- DATA TO EXAMINE:
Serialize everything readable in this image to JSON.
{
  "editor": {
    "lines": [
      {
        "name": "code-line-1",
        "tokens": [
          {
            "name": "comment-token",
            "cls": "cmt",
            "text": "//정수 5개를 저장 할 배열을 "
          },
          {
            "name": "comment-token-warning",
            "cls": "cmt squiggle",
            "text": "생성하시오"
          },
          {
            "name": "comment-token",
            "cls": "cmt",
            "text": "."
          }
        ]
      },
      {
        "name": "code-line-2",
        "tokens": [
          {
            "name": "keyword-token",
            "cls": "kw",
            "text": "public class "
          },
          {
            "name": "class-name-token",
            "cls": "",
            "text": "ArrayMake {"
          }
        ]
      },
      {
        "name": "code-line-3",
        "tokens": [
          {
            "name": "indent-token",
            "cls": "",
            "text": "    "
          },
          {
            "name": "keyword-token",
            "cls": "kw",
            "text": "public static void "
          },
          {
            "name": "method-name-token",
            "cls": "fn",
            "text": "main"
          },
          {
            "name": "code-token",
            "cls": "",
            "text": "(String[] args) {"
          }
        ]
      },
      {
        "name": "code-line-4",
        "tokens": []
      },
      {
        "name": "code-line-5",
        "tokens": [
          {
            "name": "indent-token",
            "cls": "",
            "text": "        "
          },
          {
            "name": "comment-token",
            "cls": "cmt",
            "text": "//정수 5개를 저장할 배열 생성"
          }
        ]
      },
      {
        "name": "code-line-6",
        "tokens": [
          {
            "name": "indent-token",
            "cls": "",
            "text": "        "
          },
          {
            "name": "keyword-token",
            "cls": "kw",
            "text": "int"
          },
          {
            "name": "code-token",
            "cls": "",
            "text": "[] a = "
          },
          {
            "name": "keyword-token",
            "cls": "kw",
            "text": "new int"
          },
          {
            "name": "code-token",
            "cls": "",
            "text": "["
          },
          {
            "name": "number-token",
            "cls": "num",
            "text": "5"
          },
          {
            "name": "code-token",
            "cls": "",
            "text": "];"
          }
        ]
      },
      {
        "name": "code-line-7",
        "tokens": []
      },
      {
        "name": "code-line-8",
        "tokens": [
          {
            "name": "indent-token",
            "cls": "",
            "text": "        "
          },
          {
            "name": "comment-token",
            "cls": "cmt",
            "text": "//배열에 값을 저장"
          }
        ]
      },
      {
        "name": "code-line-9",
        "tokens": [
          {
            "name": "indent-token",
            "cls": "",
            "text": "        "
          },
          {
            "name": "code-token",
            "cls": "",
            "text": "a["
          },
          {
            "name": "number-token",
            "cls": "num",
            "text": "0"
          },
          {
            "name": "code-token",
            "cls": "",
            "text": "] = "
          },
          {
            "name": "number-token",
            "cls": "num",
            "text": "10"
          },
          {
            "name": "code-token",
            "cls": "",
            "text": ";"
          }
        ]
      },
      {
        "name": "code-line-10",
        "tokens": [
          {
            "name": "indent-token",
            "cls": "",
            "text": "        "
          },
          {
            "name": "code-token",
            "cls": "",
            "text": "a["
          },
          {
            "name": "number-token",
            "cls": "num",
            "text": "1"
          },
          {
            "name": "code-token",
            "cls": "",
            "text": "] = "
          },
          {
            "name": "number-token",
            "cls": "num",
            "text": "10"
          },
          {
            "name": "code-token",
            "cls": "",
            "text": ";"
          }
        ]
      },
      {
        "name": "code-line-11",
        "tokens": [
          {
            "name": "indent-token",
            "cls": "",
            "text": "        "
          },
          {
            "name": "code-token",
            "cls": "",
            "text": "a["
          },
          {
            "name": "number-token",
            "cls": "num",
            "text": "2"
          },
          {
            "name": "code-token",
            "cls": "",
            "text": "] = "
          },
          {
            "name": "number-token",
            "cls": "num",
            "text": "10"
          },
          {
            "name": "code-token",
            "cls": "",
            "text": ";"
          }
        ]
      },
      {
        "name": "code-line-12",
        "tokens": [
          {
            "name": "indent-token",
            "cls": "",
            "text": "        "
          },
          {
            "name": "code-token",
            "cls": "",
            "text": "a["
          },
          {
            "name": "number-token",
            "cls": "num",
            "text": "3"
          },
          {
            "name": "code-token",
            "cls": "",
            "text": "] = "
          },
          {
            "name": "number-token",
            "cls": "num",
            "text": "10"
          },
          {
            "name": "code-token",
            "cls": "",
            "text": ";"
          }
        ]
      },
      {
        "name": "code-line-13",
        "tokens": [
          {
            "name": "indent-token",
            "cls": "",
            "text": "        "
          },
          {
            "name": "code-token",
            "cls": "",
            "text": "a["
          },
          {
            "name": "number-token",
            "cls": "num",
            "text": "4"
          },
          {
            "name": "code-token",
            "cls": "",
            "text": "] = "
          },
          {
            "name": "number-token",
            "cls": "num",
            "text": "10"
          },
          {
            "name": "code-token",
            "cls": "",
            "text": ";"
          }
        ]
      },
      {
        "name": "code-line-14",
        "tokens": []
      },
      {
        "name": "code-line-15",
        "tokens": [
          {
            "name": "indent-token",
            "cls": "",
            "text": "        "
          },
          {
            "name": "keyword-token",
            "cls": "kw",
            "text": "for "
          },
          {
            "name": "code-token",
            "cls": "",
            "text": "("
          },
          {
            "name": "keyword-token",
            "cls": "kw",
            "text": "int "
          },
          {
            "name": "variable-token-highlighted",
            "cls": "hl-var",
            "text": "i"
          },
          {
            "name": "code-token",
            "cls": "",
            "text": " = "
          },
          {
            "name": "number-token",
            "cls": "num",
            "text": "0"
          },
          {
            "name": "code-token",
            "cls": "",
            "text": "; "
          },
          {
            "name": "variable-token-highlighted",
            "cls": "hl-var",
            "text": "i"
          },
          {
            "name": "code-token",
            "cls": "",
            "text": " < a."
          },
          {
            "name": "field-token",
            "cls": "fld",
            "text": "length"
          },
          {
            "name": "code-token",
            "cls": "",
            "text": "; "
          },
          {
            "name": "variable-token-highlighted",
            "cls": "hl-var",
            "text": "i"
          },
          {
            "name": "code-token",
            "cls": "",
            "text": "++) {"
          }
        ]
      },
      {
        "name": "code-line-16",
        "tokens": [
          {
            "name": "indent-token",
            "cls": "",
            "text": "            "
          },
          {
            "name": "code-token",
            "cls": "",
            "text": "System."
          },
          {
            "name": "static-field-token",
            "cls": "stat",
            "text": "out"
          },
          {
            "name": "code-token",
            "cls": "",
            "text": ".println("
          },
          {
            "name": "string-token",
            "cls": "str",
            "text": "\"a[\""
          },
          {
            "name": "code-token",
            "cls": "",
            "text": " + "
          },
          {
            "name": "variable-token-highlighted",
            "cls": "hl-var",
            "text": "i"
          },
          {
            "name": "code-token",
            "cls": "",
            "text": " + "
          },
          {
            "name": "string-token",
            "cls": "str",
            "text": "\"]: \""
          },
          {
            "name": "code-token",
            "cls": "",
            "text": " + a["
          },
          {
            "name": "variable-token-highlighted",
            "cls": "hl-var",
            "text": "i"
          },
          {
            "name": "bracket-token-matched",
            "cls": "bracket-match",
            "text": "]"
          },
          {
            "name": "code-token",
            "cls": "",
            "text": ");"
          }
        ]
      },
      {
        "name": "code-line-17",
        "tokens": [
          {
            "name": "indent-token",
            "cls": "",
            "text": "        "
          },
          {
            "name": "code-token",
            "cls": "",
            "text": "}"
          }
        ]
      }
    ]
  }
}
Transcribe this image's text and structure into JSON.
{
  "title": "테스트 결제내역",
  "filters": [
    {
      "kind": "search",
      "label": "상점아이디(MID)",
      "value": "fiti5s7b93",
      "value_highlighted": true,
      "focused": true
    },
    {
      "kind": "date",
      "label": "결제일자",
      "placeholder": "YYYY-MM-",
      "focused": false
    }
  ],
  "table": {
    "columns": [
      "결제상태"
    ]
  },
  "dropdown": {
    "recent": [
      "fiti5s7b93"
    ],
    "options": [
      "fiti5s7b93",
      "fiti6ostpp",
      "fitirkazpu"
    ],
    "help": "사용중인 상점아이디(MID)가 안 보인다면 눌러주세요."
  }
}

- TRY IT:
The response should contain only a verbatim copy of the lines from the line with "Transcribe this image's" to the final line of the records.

- WRITTEN ANSWER:
Transcribe this image's text and structure into JSON.
{
  "title": "테스트 결제내역",
  "filters": [
    {
      "kind": "search",
      "label": "상점아이디(MID)",
      "value": "fiti5s7b93",
      "value_highlighted": true,
      "focused": true
    },
    {
      "kind": "date",
      "label": "결제일자",
      "placeholder": "YYYY-MM-",
      "focused": false
    }
  ],
  "table": {
    "columns": [
      "결제상태"
    ]
  },
  "dropdown": {
    "recent": [
      "fiti5s7b93"
    ],
    "options": [
      "fiti5s7b93",
      "fiti6ostpp",
      "fitirkazpu"
    ],
    "help": "사용중인 상점아이디(MID)가 안 보인다면 눌러주세요."
  }
}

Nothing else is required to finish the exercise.